The problem
The data should be printed again, exactly.

Data under study
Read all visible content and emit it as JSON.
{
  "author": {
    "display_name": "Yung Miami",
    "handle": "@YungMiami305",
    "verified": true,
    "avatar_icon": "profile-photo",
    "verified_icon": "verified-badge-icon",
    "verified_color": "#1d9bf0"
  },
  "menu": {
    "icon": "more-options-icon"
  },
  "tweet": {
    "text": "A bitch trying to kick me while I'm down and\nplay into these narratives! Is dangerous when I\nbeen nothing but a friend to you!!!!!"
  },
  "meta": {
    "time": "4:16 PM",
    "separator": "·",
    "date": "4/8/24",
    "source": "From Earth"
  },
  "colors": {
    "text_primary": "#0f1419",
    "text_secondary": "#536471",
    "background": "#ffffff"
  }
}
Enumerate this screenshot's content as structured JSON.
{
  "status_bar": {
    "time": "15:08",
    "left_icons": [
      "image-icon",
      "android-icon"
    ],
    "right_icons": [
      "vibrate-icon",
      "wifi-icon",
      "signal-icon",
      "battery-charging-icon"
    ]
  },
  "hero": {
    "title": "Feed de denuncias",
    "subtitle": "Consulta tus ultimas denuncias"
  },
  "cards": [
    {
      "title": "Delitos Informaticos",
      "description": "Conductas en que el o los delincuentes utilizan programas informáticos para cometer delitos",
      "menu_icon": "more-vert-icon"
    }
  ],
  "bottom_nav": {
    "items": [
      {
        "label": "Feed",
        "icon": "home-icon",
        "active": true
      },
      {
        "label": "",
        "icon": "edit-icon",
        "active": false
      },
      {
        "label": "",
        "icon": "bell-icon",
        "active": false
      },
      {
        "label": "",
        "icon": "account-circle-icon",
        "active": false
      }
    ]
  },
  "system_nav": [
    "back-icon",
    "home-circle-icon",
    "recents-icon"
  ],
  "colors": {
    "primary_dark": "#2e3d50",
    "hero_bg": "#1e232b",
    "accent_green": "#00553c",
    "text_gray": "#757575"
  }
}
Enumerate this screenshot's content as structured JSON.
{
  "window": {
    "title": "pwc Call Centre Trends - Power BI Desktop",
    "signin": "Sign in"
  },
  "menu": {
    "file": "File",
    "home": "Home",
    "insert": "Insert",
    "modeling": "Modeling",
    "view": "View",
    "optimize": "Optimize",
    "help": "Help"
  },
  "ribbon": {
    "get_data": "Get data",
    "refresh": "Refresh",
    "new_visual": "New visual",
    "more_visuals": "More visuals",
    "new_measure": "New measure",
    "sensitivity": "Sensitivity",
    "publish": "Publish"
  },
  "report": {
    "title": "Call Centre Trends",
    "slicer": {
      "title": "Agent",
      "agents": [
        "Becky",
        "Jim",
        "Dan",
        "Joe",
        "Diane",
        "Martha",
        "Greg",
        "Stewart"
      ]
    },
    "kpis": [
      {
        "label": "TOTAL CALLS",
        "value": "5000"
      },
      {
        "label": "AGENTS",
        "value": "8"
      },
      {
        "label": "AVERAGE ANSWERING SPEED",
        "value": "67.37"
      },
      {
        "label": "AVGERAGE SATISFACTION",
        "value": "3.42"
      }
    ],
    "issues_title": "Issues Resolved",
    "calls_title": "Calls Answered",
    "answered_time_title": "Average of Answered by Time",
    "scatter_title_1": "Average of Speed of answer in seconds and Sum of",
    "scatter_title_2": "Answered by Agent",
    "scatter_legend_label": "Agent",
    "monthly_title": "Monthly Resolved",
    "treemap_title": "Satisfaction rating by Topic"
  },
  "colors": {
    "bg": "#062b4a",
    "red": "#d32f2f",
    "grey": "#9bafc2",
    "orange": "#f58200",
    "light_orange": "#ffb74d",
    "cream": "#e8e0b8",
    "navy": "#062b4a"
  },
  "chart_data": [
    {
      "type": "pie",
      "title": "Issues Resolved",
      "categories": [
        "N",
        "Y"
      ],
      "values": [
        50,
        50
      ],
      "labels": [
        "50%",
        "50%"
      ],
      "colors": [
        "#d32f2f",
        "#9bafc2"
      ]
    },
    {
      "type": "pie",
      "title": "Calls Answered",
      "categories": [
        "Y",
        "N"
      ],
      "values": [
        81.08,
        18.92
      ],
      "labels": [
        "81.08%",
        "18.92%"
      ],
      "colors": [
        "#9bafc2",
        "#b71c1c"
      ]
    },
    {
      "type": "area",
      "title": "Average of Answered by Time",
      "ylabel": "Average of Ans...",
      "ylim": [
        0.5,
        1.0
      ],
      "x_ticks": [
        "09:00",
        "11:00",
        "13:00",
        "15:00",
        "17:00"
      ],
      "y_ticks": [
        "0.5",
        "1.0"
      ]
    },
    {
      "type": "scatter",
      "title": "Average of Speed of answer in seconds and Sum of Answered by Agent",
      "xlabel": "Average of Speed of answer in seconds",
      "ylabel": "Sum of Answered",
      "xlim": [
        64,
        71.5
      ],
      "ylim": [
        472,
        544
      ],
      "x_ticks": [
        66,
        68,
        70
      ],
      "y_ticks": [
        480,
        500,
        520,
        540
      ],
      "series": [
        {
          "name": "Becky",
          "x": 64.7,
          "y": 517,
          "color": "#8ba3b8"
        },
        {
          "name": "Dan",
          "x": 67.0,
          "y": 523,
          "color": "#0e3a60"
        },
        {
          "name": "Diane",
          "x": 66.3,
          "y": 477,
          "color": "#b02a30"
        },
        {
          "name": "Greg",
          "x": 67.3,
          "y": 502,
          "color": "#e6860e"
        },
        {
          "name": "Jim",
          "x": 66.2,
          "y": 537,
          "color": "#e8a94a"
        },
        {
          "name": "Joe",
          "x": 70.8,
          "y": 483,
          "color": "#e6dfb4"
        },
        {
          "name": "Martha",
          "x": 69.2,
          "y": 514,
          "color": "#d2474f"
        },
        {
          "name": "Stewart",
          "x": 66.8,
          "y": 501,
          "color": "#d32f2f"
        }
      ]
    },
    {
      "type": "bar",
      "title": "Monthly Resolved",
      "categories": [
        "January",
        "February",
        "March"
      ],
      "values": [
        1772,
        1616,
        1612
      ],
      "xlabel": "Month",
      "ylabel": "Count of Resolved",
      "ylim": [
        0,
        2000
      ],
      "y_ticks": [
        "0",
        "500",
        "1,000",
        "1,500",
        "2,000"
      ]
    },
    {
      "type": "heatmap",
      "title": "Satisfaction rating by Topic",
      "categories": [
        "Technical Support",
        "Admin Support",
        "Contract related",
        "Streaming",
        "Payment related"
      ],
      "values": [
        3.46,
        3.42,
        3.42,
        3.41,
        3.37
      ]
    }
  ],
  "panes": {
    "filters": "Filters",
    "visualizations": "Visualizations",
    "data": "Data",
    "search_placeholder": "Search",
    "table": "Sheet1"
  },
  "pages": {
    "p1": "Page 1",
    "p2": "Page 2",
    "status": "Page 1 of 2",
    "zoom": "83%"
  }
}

Output
Read all visible content and emit it as JSON.
{
  "author": {
    "display_name": "Yung Miami",
    "handle": "@YungMiami305",
    "verified": true,
    "avatar_icon": "profile-photo",
    "verified_icon": "verified-badge-icon",
    "verified_color": "#1d9bf0"
  },
  "menu": {
    "icon": "more-options-icon"
  },
  "tweet": {
    "text": "A bitch trying to kick me while I'm down and\nplay into these narratives! Is dangerous when I\nbeen nothing but a friend to you!!!!!"
  },
  "meta": {
    "time": "4:16 PM",
    "separator": "·",
    "date": "4/8/24",
    "source": "From Earth"
  },
  "colors": {
    "text_primary": "#0f1419",
    "text_secondary": "#536471",
    "background": "#ffffff"
  }
}
Enumerate this screenshot's content as structured JSON.
{
  "status_bar": {
    "time": "15:08",
    "left_icons": [
      "image-icon",
      "android-icon"
    ],
    "right_icons": [
      "vibrate-icon",
      "wifi-icon",
      "signal-icon",
      "battery-charging-icon"
    ]
  },
  "hero": {
    "title": "Feed de denuncias",
    "subtitle": "Consulta tus ultimas denuncias"
  },
  "cards": [
    {
      "title": "Delitos Informaticos",
      "description": "Conductas en que el o los delincuentes utilizan programas informáticos para cometer delitos",
      "menu_icon": "more-vert-icon"
    }
  ],
  "bottom_nav": {
    "items": [
      {
        "label": "Feed",
        "icon": "home-icon",
        "active": true
      },
      {
        "label": "",
        "icon": "edit-icon",
        "active": false
      },
      {
        "label": "",
        "icon": "bell-icon",
        "active": false
      },
      {
        "label": "",
        "icon": "account-circle-icon",
        "active": false
      }
    ]
  },
  "system_nav": [
    "back-icon",
    "home-circle-icon",
    "recents-icon"
  ],
  "colors": {
    "primary_dark": "#2e3d50",
    "hero_bg": "#1e232b",
    "accent_green": "#00553c",
    "text_gray": "#757575"
  }
}
Enumerate this screenshot's content as structured JSON.
{
  "window": {
    "title": "pwc Call Centre Trends - Power BI Desktop",
    "signin": "Sign in"
  },
  "menu": {
    "file": "File",
    "home": "Home",
    "insert": "Insert",
    "modeling": "Modeling",
    "view": "View",
    "optimize": "Optimize",
    "help": "Help"
  },
  "ribbon": {
    "get_data": "Get data",
    "refresh": "Refresh",
    "new_visual": "New visual",
    "more_visuals": "More visuals",
    "new_measure": "New measure",
    "sensitivity": "Sensitivity",
    "publish": "Publish"
  },
  "report": {
    "title": "Call Centre Trends",
    "slicer": {
      "title": "Agent",
      "agents": [
        "Becky",
        "Jim",
        "Dan",
        "Joe",
        "Diane",
        "Martha",
        "Greg",
        "Stewart"
      ]
    },
    "kpis": [
      {
        "label": "TOTAL CALLS",
        "value": "5000"
      },
      {
        "label": "AGENTS",
        "value": "8"
      },
      {
        "label": "AVERAGE ANSWERING SPEED",
        "value": "67.37"
      },
      {
        "label": "AVGERAGE SATISFACTION",
        "value": "3.42"
      }
    ],
    "issues_title": "Issues Resolved",
    "calls_title": "Calls Answered",
    "answered_time_title": "Average of Answered by Time",
    "scatter_title_1": "Average of Speed of answer in seconds and Sum of",
    "scatter_title_2": "Answered by Agent",
    "scatter_legend_label": "Agent",
    "monthly_title": "Monthly Resolved",
    "treemap_title": "Satisfaction rating by Topic"
  },
  "colors": {
    "bg": "#062b4a",
    "red": "#d32f2f",
    "grey": "#9bafc2",
    "orange": "#f58200",
    "light_orange": "#ffb74d",
    "cream": "#e8e0b8",
    "navy": "#062b4a"
  },
  "chart_data": [
    {
      "type": "pie",
      "title": "Issues Resolved",
      "categories": [
        "N",
        "Y"
      ],
      "values": [
        50,
        50
      ],
      "labels": [
        "50%",
        "50%"
      ],
      "colors": [
        "#d32f2f",
        "#9bafc2"
      ]
    },
    {
      "type": "pie",
      "title": "Calls Answered",
      "categories": [
        "Y",
        "N"
      ],
      "values": [
        81.08,
        18.92
      ],
      "labels": [
        "81.08%",
        "18.92%"
      ],
      "colors": [
        "#9bafc2",
        "#b71c1c"
      ]
    },
    {
      "type": "area",
      "title": "Average of Answered by Time",
      "ylabel": "Average of Ans...",
      "ylim": [
        0.5,
        1.0
      ],
      "x_ticks": [
        "09:00",
        "11:00",
        "13:00",
        "15:00",
        "17:00"
      ],
      "y_ticks": [
        "0.5",
        "1.0"
      ]
    },
    {
      "type": "scatter",
      "title": "Average of Speed of answer in seconds and Sum of Answered by Agent",
      "xlabel": "Average of Speed of answer in seconds",
      "ylabel": "Sum of Answered",
      "xlim": [
        64,
        71.5
      ],
      "ylim": [
        472,
        544
      ],
      "x_ticks": [
        66,
        68,
        70
      ],
      "y_ticks": [
        480,
        500,
        520,
        540
      ],
      "series": [
        {
          "name": "Becky",
          "x": 64.7,
          "y": 517,
          "color": "#8ba3b8"
        },
        {
          "name": "Dan",
          "x": 67.0,
          "y": 523,
          "color": "#0e3a60"
        },
        {
          "name": "Diane",
          "x": 66.3,
          "y": 477,
          "color": "#b02a30"
        },
        {
          "name": "Greg",
          "x": 67.3,
          "y": 502,
          "color": "#e6860e"
        },
        {
          "name": "Jim",
          "x": 66.2,
          "y": 537,
          "color": "#e8a94a"
        },
        {
          "name": "Joe",
          "x": 70.8,
          "y": 483,
          "color": "#e6dfb4"
        },
        {
          "name": "Martha",
          "x": 69.2,
          "y": 514,
          "color": "#d2474f"
        },
        {
          "name": "Stewart",
          "x": 66.8,
          "y": 501,
          "color": "#d32f2f"
        }
      ]
    },
    {
      "type": "bar",
      "title": "Monthly Resolved",
      "categories": [
        "January",
        "February",
        "March"
      ],
      "values": [
        1772,
        1616,
        1612
      ],
      "xlabel": "Month",
      "ylabel": "Count of Resolved",
      "ylim": [
        0,
        2000
      ],
      "y_ticks": [
        "0",
        "500",
        "1,000",
        "1,500",
        "2,000"
      ]
    },
    {
      "type": "heatmap",
      "title": "Satisfaction rating by Topic",
      "categories": [
        "Technical Support",
        "Admin Support",
        "Contract related",
        "Streaming",
        "Payment related"
      ],
      "values": [
        3.46,
        3.42,
        3.42,
        3.41,
        3.37
      ]
    }
  ],
  "panes": {
    "filters": "Filters",
    "visualizations": "Visualizations",
    "data": "Data",
    "search_placeholder": "Search",
    "table": "Sheet1"
  },
  "pages": {
    "p1": "Page 1",
    "p2": "Page 2",
    "status": "Page 1 of 2",
    "zoom": "83%"
  }
}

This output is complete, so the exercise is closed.